> _YOUR ASSIGNMENT_
Search term "adipiscing": copy each line of the records that contains it.

> _Component data from apps and pages_
__________________________________________________

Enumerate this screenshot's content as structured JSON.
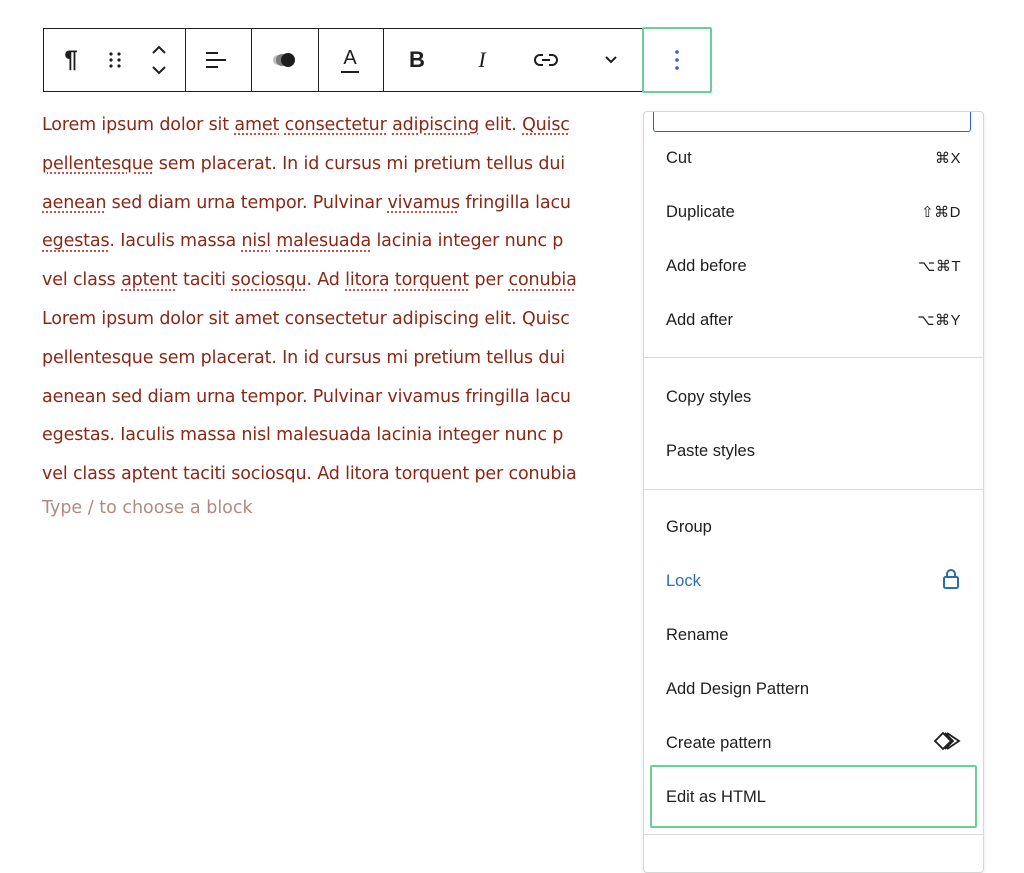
{
  "toolbar": {
    "paragraph_icon": "¶",
    "bold_label": "B",
    "italic_label": "I",
    "text_color_label": "A"
  },
  "paragraph": {
    "lines": [
      [
        "Lorem ipsum dolor sit ",
        {
          "w": "amet"
        },
        " ",
        {
          "w": "consectetur"
        },
        " ",
        {
          "w": "adipiscing"
        },
        " elit. ",
        {
          "w": "Quisc"
        }
      ],
      [
        {
          "w": "pellentesque"
        },
        " sem placerat. In id cursus mi pretium tellus dui"
      ],
      [
        {
          "w": "aenean"
        },
        " sed diam urna tempor. Pulvinar ",
        {
          "w": "vivamus"
        },
        " fringilla lacu"
      ],
      [
        {
          "w": "egestas"
        },
        ". Iaculis massa ",
        {
          "w": "nisl"
        },
        " ",
        {
          "w": "malesuada"
        },
        " lacinia integer nunc p"
      ],
      [
        "vel class ",
        {
          "w": "aptent"
        },
        " taciti ",
        {
          "w": "sociosqu"
        },
        ". Ad ",
        {
          "w": "litora"
        },
        " ",
        {
          "w": "torquent"
        },
        " per ",
        {
          "w": "conubia"
        }
      ],
      [
        "Lorem ipsum dolor sit amet consectetur adipiscing elit. Quisc"
      ],
      [
        "pellentesque sem placerat. In id cursus mi pretium tellus dui"
      ],
      [
        "aenean sed diam urna tempor. Pulvinar vivamus fringilla lacu"
      ],
      [
        "egestas. Iaculis massa nisl malesuada lacinia integer nunc p"
      ],
      [
        "vel class aptent taciti sociosqu. Ad litora torquent per conubia"
      ]
    ],
    "placeholder": "Type / to choose a block"
  },
  "menu": {
    "items": [
      {
        "label": "Cut",
        "shortcut": "⌘X"
      },
      {
        "label": "Duplicate",
        "shortcut": "⇧⌘D"
      },
      {
        "label": "Add before",
        "shortcut": "⌥⌘T"
      },
      {
        "label": "Add after",
        "shortcut": "⌥⌘Y"
      },
      {
        "label": "Copy styles",
        "shortcut": ""
      },
      {
        "label": "Paste styles",
        "shortcut": ""
      },
      {
        "label": "Group",
        "shortcut": ""
      },
      {
        "label": "Lock",
        "shortcut": "",
        "icon": "lock-icon"
      },
      {
        "label": "Rename",
        "shortcut": ""
      },
      {
        "label": "Add Design Pattern",
        "shortcut": ""
      },
      {
        "label": "Create pattern",
        "shortcut": "",
        "icon": "pattern-diamond-icon"
      },
      {
        "label": "Edit as HTML",
        "shortcut": ""
      }
    ]
  },
  "colors": {
    "text": "#8a2716",
    "placeholder": "#b08a82",
    "highlight": "#6bcf9a",
    "lock": "#2b6cb0",
    "focus": "#3858e9"
  }
}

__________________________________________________

> _COMPLETED EXERCISE_
          "w": "adipiscing"
        "Lorem ipsum dolor sit amet consectetur adipiscing elit. Quisc"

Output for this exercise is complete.